• [Instructions for the task]:
Using the records below, filter for lines that contain the string "name" and copy them out.

• [Records supplied]:
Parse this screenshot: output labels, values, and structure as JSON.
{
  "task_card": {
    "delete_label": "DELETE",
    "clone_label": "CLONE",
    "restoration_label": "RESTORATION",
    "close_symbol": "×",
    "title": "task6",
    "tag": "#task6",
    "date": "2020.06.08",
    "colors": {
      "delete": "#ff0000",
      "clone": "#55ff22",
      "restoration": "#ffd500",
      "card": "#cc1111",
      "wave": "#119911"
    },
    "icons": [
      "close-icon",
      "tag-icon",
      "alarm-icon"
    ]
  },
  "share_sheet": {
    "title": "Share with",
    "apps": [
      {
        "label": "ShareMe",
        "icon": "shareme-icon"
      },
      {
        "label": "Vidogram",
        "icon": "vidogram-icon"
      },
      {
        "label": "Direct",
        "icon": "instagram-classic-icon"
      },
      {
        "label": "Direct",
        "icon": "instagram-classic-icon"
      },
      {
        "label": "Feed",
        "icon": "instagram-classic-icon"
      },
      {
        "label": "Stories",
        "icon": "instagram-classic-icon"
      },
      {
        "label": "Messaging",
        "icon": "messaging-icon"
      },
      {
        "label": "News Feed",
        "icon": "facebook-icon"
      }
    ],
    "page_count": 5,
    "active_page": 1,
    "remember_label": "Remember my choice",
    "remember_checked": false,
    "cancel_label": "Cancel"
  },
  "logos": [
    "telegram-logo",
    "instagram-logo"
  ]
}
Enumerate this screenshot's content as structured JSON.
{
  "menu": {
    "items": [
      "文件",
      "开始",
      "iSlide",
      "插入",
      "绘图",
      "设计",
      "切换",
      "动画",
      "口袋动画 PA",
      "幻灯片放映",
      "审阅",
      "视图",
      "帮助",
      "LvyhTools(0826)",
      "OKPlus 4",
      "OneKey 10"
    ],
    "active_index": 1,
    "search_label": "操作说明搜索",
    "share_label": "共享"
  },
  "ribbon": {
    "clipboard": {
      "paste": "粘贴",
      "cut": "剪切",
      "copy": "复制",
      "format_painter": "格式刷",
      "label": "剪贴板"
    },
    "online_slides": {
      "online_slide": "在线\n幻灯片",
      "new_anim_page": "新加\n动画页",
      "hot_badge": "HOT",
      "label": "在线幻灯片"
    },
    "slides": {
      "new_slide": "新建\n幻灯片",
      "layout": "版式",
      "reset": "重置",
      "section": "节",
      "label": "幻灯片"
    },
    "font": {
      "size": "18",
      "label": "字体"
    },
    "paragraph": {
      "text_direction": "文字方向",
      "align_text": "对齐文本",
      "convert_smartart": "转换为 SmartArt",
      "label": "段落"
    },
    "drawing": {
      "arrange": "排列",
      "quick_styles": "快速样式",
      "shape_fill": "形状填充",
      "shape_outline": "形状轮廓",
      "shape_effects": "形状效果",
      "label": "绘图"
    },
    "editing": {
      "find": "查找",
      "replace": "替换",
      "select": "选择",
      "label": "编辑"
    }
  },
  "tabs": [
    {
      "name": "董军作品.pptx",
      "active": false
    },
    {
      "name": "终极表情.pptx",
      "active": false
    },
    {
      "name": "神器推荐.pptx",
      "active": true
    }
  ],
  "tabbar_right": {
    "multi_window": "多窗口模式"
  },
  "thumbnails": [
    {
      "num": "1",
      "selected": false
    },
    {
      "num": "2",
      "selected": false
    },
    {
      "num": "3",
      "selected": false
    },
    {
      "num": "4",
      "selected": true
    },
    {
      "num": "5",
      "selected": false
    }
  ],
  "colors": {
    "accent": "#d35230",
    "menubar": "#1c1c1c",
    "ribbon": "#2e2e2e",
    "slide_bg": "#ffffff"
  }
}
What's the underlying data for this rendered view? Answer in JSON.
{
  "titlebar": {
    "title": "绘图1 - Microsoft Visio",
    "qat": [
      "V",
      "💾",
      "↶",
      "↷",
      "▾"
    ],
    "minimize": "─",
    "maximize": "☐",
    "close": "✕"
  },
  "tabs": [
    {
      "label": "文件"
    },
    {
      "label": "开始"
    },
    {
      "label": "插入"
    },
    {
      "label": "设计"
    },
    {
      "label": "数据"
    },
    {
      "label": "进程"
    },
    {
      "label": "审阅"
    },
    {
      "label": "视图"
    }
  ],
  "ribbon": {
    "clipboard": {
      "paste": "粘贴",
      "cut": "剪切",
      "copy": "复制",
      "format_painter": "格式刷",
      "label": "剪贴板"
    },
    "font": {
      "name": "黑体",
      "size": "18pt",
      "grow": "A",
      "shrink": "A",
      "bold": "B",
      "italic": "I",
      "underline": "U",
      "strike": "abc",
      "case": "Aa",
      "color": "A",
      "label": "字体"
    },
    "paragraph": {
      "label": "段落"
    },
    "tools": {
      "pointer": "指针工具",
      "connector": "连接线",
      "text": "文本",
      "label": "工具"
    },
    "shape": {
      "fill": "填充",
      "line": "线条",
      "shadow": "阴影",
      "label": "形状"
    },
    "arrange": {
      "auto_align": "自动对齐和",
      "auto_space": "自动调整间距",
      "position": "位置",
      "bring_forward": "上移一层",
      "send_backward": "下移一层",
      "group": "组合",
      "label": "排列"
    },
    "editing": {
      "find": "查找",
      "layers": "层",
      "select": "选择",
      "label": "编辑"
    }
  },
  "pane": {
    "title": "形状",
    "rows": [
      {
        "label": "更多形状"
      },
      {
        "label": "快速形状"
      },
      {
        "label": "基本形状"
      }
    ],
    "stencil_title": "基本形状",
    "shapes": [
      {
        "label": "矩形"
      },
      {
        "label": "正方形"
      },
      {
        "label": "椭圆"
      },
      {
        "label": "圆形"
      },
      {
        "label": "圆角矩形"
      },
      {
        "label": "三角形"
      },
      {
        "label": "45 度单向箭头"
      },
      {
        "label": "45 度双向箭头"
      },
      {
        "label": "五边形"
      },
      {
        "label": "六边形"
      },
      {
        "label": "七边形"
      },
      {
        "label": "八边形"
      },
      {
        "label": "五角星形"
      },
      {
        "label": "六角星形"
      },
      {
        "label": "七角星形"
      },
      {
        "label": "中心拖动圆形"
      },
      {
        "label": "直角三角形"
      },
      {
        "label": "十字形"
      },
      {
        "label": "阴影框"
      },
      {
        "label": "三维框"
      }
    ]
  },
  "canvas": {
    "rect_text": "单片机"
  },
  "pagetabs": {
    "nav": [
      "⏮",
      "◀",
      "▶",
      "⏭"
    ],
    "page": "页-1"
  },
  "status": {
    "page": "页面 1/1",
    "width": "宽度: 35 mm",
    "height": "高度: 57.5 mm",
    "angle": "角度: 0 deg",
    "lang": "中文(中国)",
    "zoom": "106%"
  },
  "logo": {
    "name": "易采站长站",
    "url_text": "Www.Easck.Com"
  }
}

• [Result of this exercise]:
      "name": "董军作品.pptx",
      "name": "终极表情.pptx",
      "name": "神器推荐.pptx",
      "name": "黑体",
    "name": "易采站长站",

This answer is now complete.